Records START

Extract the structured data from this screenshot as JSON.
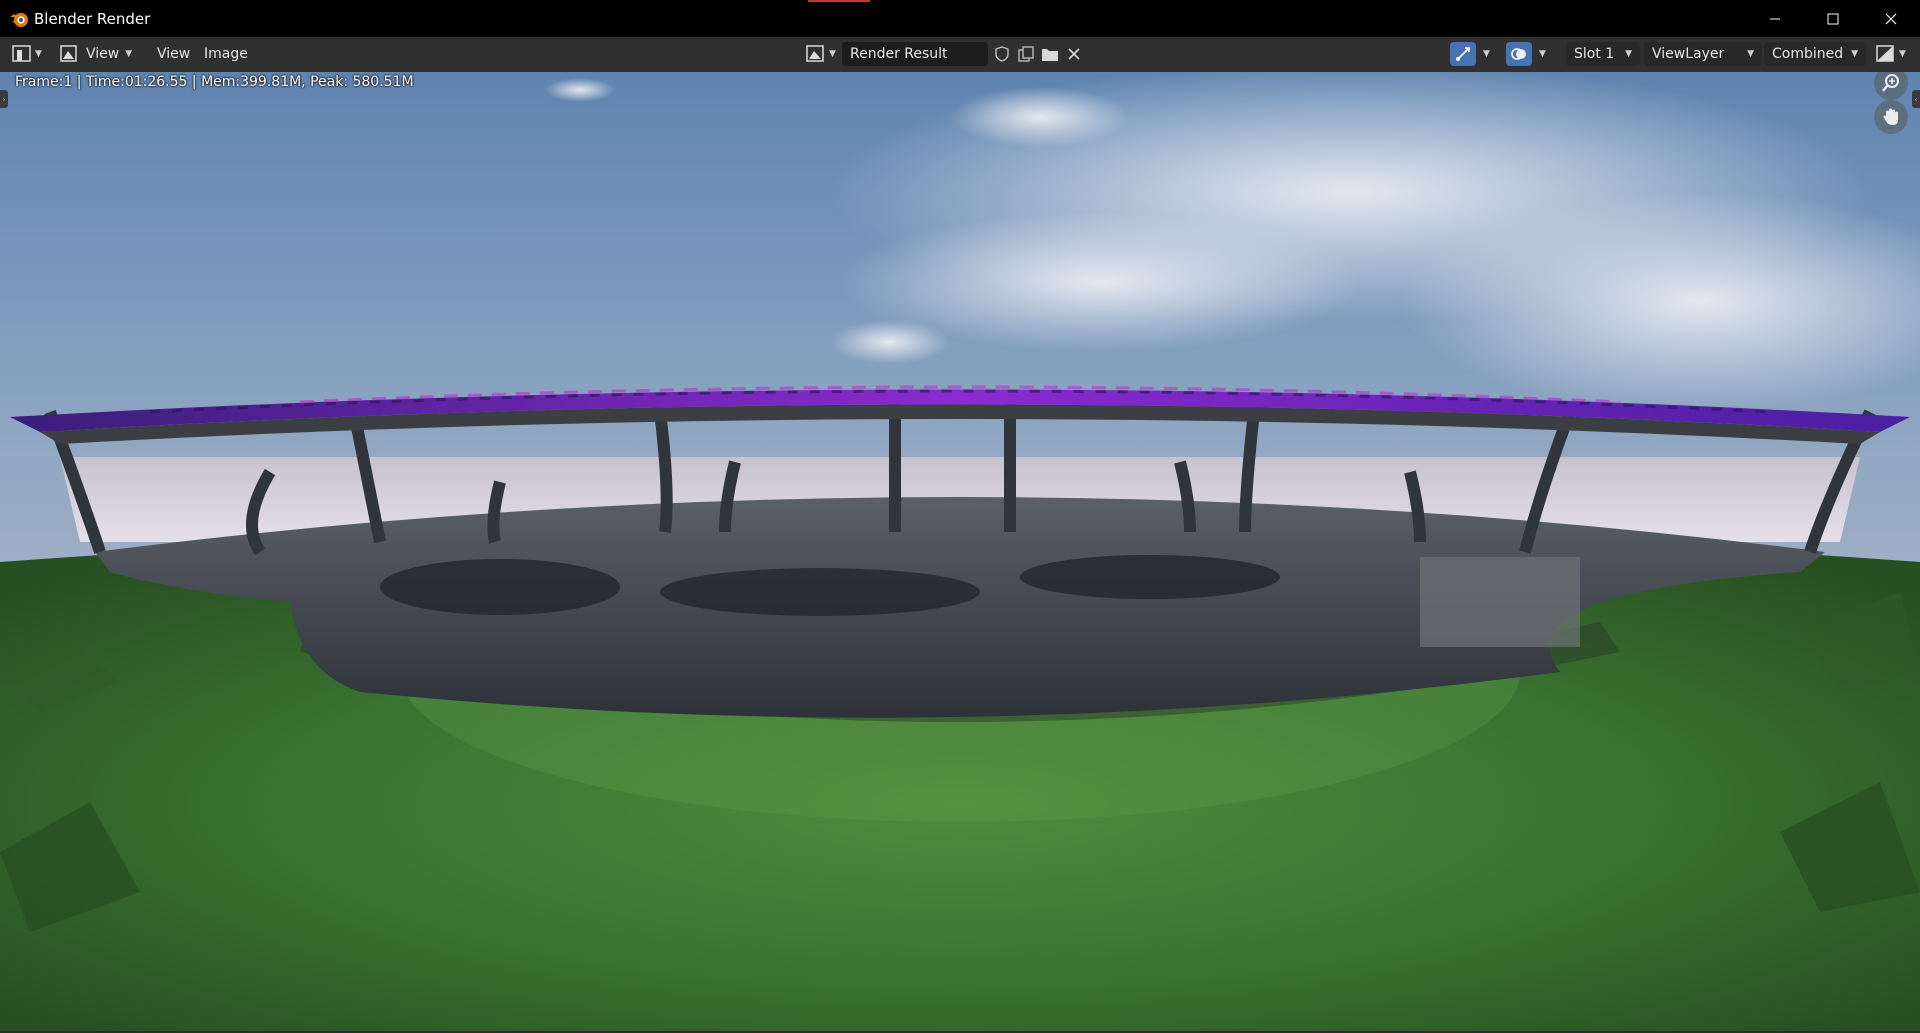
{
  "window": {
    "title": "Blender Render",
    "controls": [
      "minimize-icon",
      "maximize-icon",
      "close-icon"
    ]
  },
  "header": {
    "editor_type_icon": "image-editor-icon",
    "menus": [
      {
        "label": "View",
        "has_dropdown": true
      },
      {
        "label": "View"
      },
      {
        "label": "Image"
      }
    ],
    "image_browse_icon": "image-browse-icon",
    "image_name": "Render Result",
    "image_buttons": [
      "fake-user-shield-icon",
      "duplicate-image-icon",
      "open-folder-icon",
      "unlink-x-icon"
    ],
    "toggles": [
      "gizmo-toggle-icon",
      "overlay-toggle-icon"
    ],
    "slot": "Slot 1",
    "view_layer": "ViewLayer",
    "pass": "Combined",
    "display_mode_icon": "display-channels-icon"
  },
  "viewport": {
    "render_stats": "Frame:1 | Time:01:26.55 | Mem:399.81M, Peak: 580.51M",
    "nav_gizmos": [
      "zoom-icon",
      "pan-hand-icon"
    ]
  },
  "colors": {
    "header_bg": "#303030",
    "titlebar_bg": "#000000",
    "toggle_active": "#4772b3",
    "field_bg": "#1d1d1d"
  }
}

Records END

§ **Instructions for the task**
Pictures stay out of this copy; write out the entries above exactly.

§ **Written solution**
Extract the structured data from this screenshot as JSON.
{
  "window": {
    "title": "Blender Render",
    "controls": [
      "minimize-icon",
      "maximize-icon",
      "close-icon"
    ]
  },
  "header": {
    "editor_type_icon": "image-editor-icon",
    "menus": [
      {
        "label": "View",
        "has_dropdown": true
      },
      {
        "label": "View"
      },
      {
        "label": "Image"
      }
    ],
    "image_browse_icon": "image-browse-icon",
    "image_name": "Render Result",
    "image_buttons": [
      "fake-user-shield-icon",
      "duplicate-image-icon",
      "open-folder-icon",
      "unlink-x-icon"
    ],
    "toggles": [
      "gizmo-toggle-icon",
      "overlay-toggle-icon"
    ],
    "slot": "Slot 1",
    "view_layer": "ViewLayer",
    "pass": "Combined",
    "display_mode_icon": "display-channels-icon"
  },
  "viewport": {
    "render_stats": "Frame:1 | Time:01:26.55 | Mem:399.81M, Peak: 580.51M",
    "nav_gizmos": [
      "zoom-icon",
      "pan-hand-icon"
    ]
  },
  "colors": {
    "header_bg": "#303030",
    "titlebar_bg": "#000000",
    "toggle_active": "#4772b3",
    "field_bg": "#1d1d1d"
  }
}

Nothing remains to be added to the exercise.